Given what Ball had given The Cupboard, I’d assumed all this time this would be a language-driven book. Or if not a language-driven book, much like something written by a Lish devotee, than an image-driven one. A Ben Marcus novel, or maybe like a Djuna Barnes one.
Imagine my surprise to read this morning a plot-driven novel.
I was only going to breeze through a few pages as a way to get ready for the morning’s writing. And then, four hours later: Finished.
Samedi the Deafness is a mystery novel. Its back cover’s blurbs do a fine job of summing it up: Kafka meets Hitchcock, or Kafka meets Fleming. Take your pick. The latter(s) in that one day James Sim leaves the house and comes across a man who’s just been stabbed and “learns” of a possible plot to destroy mankind. Events progress well outside of his own control. The former in that in those events we never know whom to trust, what is the truth, or even if such exists. Hence those quote marks a few sentences back.
Mysteries have always themselves been mysteries to me. How do they get written? How to have an entire twisting plot in one’s head throughout the writing of an entire novel? Ball, here, makes a mystery less mysterious; all you need is a habit of withholding information. James Sim, though we know he’s a mnemonist by trade, is never anything but a name to put to our alien perspective on the story’s gradually constructed setting. We rarely spend time with his thoughts and desires; though we see some of his dreams and flashbacks these never bring to light something previously hidden.
It’s not so much withholding information this book does as it is keeping us and its plot moving so rapidly that contextual information begins to feel less and less important. It’s rare that I read a book where I’m not asking “why” and “how”.
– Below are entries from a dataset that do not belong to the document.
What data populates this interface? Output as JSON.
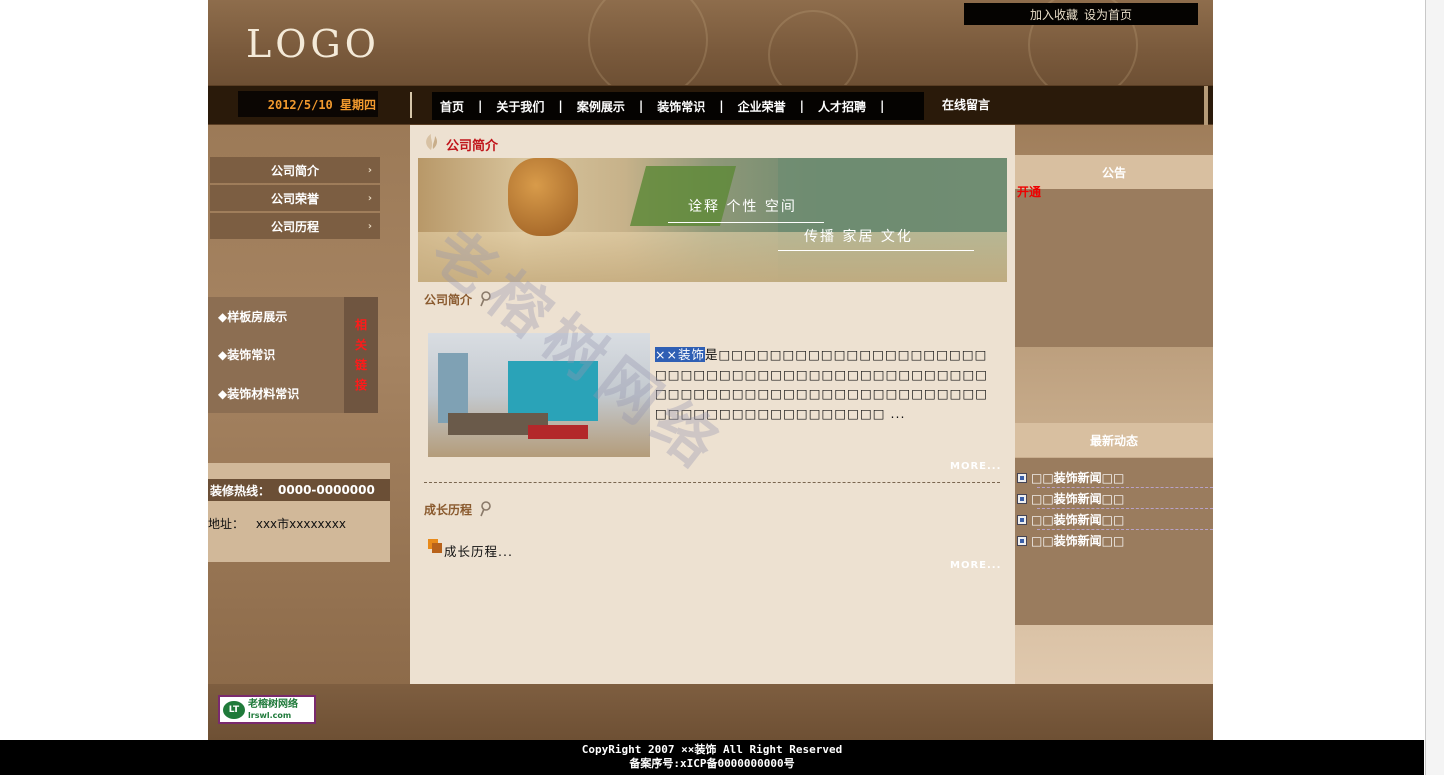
{
  "header": {
    "logo": "LOGO",
    "links": [
      "加入收藏",
      "设为首页"
    ]
  },
  "nav": {
    "date": "2012/5/10 星期四",
    "items": [
      "首页",
      "关于我们",
      "案例展示",
      "装饰常识",
      "企业荣誉",
      "人才招聘"
    ],
    "last_item": "在线留言"
  },
  "left": {
    "menu": [
      "公司简介",
      "公司荣誉",
      "公司历程"
    ],
    "links": [
      "◆样板房展示",
      "◆装饰常识",
      "◆装饰材料常识"
    ],
    "links_side": [
      "相",
      "关",
      "链",
      "接"
    ],
    "hotline_label": "装修热线：",
    "hotline_number": "0000-0000000",
    "address_label": "地址：",
    "address_value": "xxx市xxxxxxxx"
  },
  "center": {
    "section_title": "公司简介",
    "banner_line1": "诠释 个性 空间",
    "banner_line2": "传播 家居 文化",
    "intro_title": "公司简介",
    "intro_highlight": "××装饰",
    "intro_text": "是□□□□□□□□□□□□□□□□□□□□□□□□□□□□□□□□□□□□□□□□□□□□□□□□□□□□□□□□□□□□□□□□□□□□□□□□□□□□□□□□□□□□□□□□□□□ ...",
    "more": "MORE...",
    "history_title": "成长历程",
    "history_text": "成长历程...",
    "watermark": "老榕树网络"
  },
  "right": {
    "notice_title": "公告",
    "notice_cut": "开通",
    "news_title": "最新动态",
    "news": [
      "□□装饰新闻□□",
      "□□装饰新闻□□",
      "□□装饰新闻□□",
      "□□装饰新闻□□"
    ]
  },
  "footer": {
    "logo_text": "老榕树网络",
    "logo_sub": "lrswl.com",
    "copyright": "CopyRight 2007 ××装饰 All Right Reserved",
    "icp": "备案序号:xICP备0000000000号"
  },
  "colors": {
    "accent_red": "#c0141a",
    "date_orange": "#f29a2e",
    "content_bg": "#ede1d1"
  }
}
Samedi the Deafness is probably an instructive book to read after finishing Infinite jest, which I did last Friday. Both these books are constructed by accretion—a what put next to a what put next to a what. It’s in the location of those whats, Ball’s out in the world of his story, Wallace’s all filling the bodies of his characters, the gives these novels whatever difference they have.